In my observation you have to distinguish between the Canadian people and what corporations dwelling here do. More generally that applies all over the world. Canada happens to be situated where there are many resources corporations want to extract, and lots of energy is available to do so, farming being no small part of corporate profit making.
We have also entirely bought into the “American dream” of suburbia McMansions and personal motoring, which seemed like such a sensible choice in the days past of $20 a barrel oil that we supposed would never run out.
David makes a good point, that despite the widely spread centers of population, it seems to me that most of the personal activity is within those urban centers, the population power consumption is probably similar to many countries, but automobile use is excessive.
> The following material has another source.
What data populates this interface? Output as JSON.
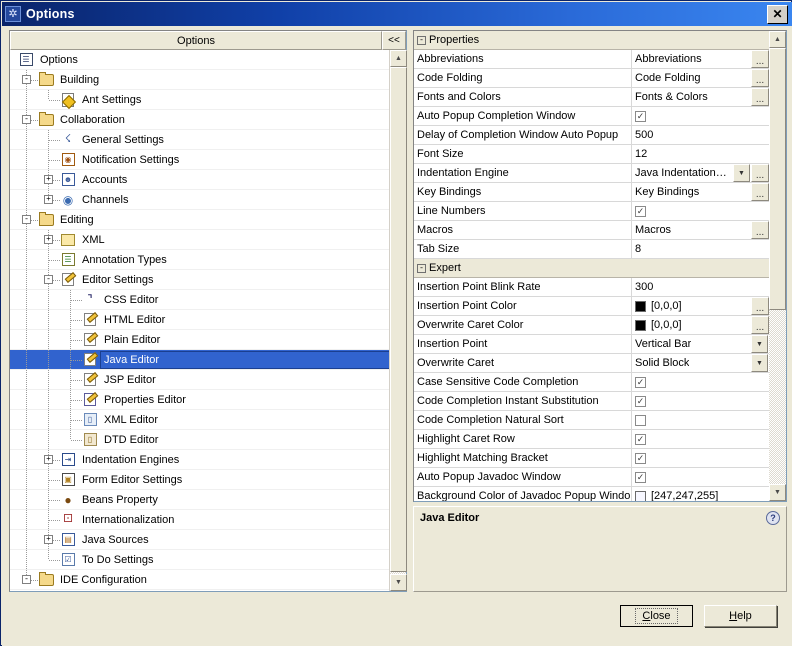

I subscribe to the notion of peak oil, so it’s not hard for me to question the future of suburbia and personal motoring. But regardless, rail has always been a far superior transport system, public trolley cars beat the pants off of buses, and nowadays could be driven automatically, commuter trains beat the heck out of highways full of personal vehicles, train cars are literally 100 times more efficient than semi transport. So just on the basis of efficiency I believe our north American culture could do with a rewrite.
I don’t see flying for casual amusement as an individual right. The environmental and resource cost is just too high. Consider that half of the world’s population couldn’t afford the price of the airport tax to save a child’s life. Only so much to go around, and better goals to fulfill first. IMHO.